**Instructions to follow:** In your copy, the records appear word for word and the pictures do not appear at all.

**Input data:**
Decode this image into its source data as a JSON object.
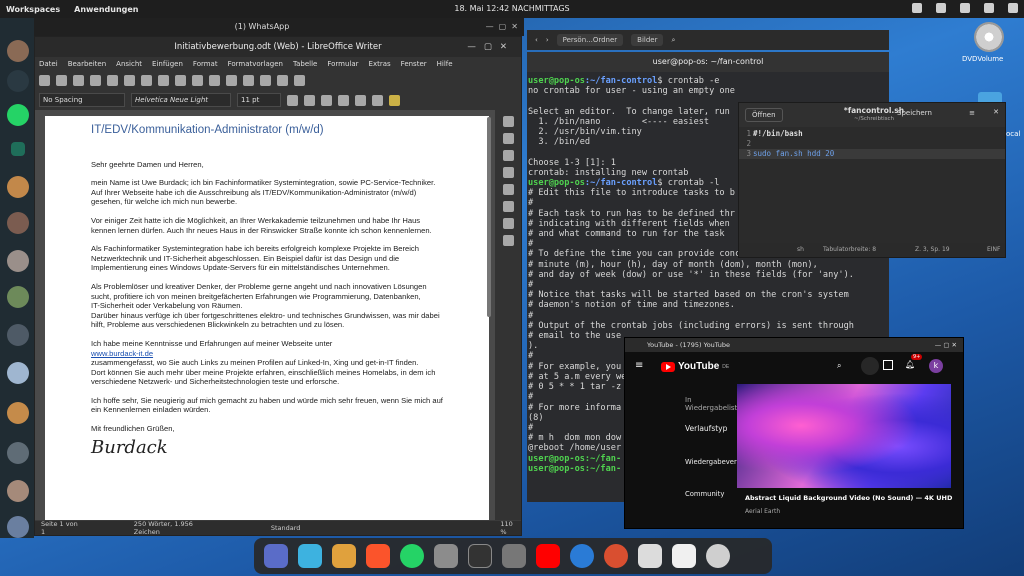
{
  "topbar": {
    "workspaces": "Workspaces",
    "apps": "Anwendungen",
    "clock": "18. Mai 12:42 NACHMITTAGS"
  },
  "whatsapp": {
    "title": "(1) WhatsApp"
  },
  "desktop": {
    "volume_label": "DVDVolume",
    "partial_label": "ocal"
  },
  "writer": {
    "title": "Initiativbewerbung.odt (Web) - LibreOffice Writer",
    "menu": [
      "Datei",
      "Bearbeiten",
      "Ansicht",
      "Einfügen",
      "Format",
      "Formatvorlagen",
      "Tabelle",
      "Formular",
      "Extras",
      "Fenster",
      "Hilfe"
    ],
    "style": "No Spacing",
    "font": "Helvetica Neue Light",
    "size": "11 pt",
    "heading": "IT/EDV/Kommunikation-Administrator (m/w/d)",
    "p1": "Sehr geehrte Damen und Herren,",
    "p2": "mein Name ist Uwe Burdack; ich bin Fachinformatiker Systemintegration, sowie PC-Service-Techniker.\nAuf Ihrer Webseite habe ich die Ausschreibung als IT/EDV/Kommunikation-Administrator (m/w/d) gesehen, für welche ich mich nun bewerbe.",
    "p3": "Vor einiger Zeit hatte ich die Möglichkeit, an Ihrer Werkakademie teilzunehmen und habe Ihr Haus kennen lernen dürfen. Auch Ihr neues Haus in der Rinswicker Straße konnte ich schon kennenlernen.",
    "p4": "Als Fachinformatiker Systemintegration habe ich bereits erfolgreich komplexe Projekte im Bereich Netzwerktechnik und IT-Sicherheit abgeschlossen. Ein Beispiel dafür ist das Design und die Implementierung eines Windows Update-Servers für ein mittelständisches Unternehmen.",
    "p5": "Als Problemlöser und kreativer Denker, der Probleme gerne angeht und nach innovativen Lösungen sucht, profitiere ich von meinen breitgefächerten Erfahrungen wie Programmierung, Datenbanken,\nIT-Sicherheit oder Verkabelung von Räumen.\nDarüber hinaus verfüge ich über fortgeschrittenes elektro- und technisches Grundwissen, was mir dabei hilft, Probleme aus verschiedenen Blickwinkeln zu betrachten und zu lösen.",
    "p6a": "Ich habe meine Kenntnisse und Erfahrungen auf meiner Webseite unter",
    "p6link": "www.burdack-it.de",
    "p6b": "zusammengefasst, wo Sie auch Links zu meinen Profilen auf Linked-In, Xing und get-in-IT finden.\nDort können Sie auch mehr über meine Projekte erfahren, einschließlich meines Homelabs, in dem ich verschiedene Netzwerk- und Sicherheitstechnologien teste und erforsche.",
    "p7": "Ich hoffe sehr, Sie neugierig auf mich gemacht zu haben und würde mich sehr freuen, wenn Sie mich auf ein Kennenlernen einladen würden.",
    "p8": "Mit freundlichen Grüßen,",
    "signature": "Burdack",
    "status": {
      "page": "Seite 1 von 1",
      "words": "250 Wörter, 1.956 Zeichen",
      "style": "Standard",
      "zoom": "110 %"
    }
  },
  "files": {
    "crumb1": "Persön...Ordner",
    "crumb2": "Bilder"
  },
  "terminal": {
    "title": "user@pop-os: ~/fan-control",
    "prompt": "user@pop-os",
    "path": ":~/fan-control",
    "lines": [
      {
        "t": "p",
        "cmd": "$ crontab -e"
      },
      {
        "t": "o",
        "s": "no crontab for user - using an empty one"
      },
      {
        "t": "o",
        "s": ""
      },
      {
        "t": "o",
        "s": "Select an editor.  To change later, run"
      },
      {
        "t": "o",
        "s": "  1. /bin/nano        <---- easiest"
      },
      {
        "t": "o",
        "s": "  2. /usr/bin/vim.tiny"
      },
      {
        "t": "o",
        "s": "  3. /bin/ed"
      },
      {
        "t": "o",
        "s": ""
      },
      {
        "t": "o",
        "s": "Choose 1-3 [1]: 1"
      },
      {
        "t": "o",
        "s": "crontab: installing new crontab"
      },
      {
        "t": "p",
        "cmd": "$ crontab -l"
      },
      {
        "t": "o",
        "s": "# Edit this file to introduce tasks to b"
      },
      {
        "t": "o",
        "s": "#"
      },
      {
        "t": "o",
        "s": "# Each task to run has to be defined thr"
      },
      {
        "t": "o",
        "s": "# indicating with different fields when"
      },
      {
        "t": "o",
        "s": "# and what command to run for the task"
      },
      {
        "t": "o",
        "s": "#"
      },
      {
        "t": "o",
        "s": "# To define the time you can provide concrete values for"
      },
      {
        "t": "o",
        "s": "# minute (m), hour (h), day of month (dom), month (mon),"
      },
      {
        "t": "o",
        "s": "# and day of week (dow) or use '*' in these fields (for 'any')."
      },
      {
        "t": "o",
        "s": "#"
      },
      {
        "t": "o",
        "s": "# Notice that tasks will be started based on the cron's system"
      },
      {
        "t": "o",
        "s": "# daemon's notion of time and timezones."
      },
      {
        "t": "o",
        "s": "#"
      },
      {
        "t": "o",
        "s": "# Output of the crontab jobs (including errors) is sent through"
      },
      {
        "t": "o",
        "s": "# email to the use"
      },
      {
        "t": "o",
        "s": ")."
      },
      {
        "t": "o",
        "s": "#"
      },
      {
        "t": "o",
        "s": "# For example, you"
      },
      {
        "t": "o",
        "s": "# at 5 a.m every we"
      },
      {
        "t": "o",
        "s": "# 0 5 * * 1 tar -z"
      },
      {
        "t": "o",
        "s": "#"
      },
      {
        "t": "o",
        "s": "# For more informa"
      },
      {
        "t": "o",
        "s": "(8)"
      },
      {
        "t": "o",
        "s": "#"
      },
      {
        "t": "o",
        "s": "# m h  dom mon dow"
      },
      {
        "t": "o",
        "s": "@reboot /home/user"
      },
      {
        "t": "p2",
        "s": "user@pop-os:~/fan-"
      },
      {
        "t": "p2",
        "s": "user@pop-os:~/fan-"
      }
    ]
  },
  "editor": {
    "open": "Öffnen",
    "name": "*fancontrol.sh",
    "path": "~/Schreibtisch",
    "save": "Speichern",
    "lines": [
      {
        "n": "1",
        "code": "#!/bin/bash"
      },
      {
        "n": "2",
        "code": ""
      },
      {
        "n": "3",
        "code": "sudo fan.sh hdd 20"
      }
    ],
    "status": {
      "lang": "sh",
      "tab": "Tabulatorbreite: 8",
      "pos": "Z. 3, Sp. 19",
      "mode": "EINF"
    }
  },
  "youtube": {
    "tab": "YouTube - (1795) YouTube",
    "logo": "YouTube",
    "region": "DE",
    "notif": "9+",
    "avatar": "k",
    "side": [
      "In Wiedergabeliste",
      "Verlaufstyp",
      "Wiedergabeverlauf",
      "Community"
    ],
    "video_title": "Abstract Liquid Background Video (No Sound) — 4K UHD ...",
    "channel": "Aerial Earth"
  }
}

**Problem solution:**
Decode this image into its source data as a JSON object.
{
  "topbar": {
    "workspaces": "Workspaces",
    "apps": "Anwendungen",
    "clock": "18. Mai 12:42 NACHMITTAGS"
  },
  "whatsapp": {
    "title": "(1) WhatsApp"
  },
  "desktop": {
    "volume_label": "DVDVolume",
    "partial_label": "ocal"
  },
  "writer": {
    "title": "Initiativbewerbung.odt (Web) - LibreOffice Writer",
    "menu": [
      "Datei",
      "Bearbeiten",
      "Ansicht",
      "Einfügen",
      "Format",
      "Formatvorlagen",
      "Tabelle",
      "Formular",
      "Extras",
      "Fenster",
      "Hilfe"
    ],
    "style": "No Spacing",
    "font": "Helvetica Neue Light",
    "size": "11 pt",
    "heading": "IT/EDV/Kommunikation-Administrator (m/w/d)",
    "p1": "Sehr geehrte Damen und Herren,",
    "p2": "mein Name ist Uwe Burdack; ich bin Fachinformatiker Systemintegration, sowie PC-Service-Techniker.\nAuf Ihrer Webseite habe ich die Ausschreibung als IT/EDV/Kommunikation-Administrator (m/w/d) gesehen, für welche ich mich nun bewerbe.",
    "p3": "Vor einiger Zeit hatte ich die Möglichkeit, an Ihrer Werkakademie teilzunehmen und habe Ihr Haus kennen lernen dürfen. Auch Ihr neues Haus in der Rinswicker Straße konnte ich schon kennenlernen.",
    "p4": "Als Fachinformatiker Systemintegration habe ich bereits erfolgreich komplexe Projekte im Bereich Netzwerktechnik und IT-Sicherheit abgeschlossen. Ein Beispiel dafür ist das Design und die Implementierung eines Windows Update-Servers für ein mittelständisches Unternehmen.",
    "p5": "Als Problemlöser und kreativer Denker, der Probleme gerne angeht und nach innovativen Lösungen sucht, profitiere ich von meinen breitgefächerten Erfahrungen wie Programmierung, Datenbanken,\nIT-Sicherheit oder Verkabelung von Räumen.\nDarüber hinaus verfüge ich über fortgeschrittenes elektro- und technisches Grundwissen, was mir dabei hilft, Probleme aus verschiedenen Blickwinkeln zu betrachten und zu lösen.",
    "p6a": "Ich habe meine Kenntnisse und Erfahrungen auf meiner Webseite unter",
    "p6link": "www.burdack-it.de",
    "p6b": "zusammengefasst, wo Sie auch Links zu meinen Profilen auf Linked-In, Xing und get-in-IT finden.\nDort können Sie auch mehr über meine Projekte erfahren, einschließlich meines Homelabs, in dem ich verschiedene Netzwerk- und Sicherheitstechnologien teste und erforsche.",
    "p7": "Ich hoffe sehr, Sie neugierig auf mich gemacht zu haben und würde mich sehr freuen, wenn Sie mich auf ein Kennenlernen einladen würden.",
    "p8": "Mit freundlichen Grüßen,",
    "signature": "Burdack",
    "status": {
      "page": "Seite 1 von 1",
      "words": "250 Wörter, 1.956 Zeichen",
      "style": "Standard",
      "zoom": "110 %"
    }
  },
  "files": {
    "crumb1": "Persön...Ordner",
    "crumb2": "Bilder"
  },
  "terminal": {
    "title": "user@pop-os: ~/fan-control",
    "prompt": "user@pop-os",
    "path": ":~/fan-control",
    "lines": [
      {
        "t": "p",
        "cmd": "$ crontab -e"
      },
      {
        "t": "o",
        "s": "no crontab for user - using an empty one"
      },
      {
        "t": "o",
        "s": ""
      },
      {
        "t": "o",
        "s": "Select an editor.  To change later, run"
      },
      {
        "t": "o",
        "s": "  1. /bin/nano        <---- easiest"
      },
      {
        "t": "o",
        "s": "  2. /usr/bin/vim.tiny"
      },
      {
        "t": "o",
        "s": "  3. /bin/ed"
      },
      {
        "t": "o",
        "s": ""
      },
      {
        "t": "o",
        "s": "Choose 1-3 [1]: 1"
      },
      {
        "t": "o",
        "s": "crontab: installing new crontab"
      },
      {
        "t": "p",
        "cmd": "$ crontab -l"
      },
      {
        "t": "o",
        "s": "# Edit this file to introduce tasks to b"
      },
      {
        "t": "o",
        "s": "#"
      },
      {
        "t": "o",
        "s": "# Each task to run has to be defined thr"
      },
      {
        "t": "o",
        "s": "# indicating with different fields when"
      },
      {
        "t": "o",
        "s": "# and what command to run for the task"
      },
      {
        "t": "o",
        "s": "#"
      },
      {
        "t": "o",
        "s": "# To define the time you can provide concrete values for"
      },
      {
        "t": "o",
        "s": "# minute (m), hour (h), day of month (dom), month (mon),"
      },
      {
        "t": "o",
        "s": "# and day of week (dow) or use '*' in these fields (for 'any')."
      },
      {
        "t": "o",
        "s": "#"
      },
      {
        "t": "o",
        "s": "# Notice that tasks will be started based on the cron's system"
      },
      {
        "t": "o",
        "s": "# daemon's notion of time and timezones."
      },
      {
        "t": "o",
        "s": "#"
      },
      {
        "t": "o",
        "s": "# Output of the crontab jobs (including errors) is sent through"
      },
      {
        "t": "o",
        "s": "# email to the use"
      },
      {
        "t": "o",
        "s": ")."
      },
      {
        "t": "o",
        "s": "#"
      },
      {
        "t": "o",
        "s": "# For example, you"
      },
      {
        "t": "o",
        "s": "# at 5 a.m every we"
      },
      {
        "t": "o",
        "s": "# 0 5 * * 1 tar -z"
      },
      {
        "t": "o",
        "s": "#"
      },
      {
        "t": "o",
        "s": "# For more informa"
      },
      {
        "t": "o",
        "s": "(8)"
      },
      {
        "t": "o",
        "s": "#"
      },
      {
        "t": "o",
        "s": "# m h  dom mon dow"
      },
      {
        "t": "o",
        "s": "@reboot /home/user"
      },
      {
        "t": "p2",
        "s": "user@pop-os:~/fan-"
      },
      {
        "t": "p2",
        "s": "user@pop-os:~/fan-"
      }
    ]
  },
  "editor": {
    "open": "Öffnen",
    "name": "*fancontrol.sh",
    "path": "~/Schreibtisch",
    "save": "Speichern",
    "lines": [
      {
        "n": "1",
        "code": "#!/bin/bash"
      },
      {
        "n": "2",
        "code": ""
      },
      {
        "n": "3",
        "code": "sudo fan.sh hdd 20"
      }
    ],
    "status": {
      "lang": "sh",
      "tab": "Tabulatorbreite: 8",
      "pos": "Z. 3, Sp. 19",
      "mode": "EINF"
    }
  },
  "youtube": {
    "tab": "YouTube - (1795) YouTube",
    "logo": "YouTube",
    "region": "DE",
    "notif": "9+",
    "avatar": "k",
    "side": [
      "In Wiedergabeliste",
      "Verlaufstyp",
      "Wiedergabeverlauf",
      "Community"
    ],
    "video_title": "Abstract Liquid Background Video (No Sound) — 4K UHD ...",
    "channel": "Aerial Earth"
  }
}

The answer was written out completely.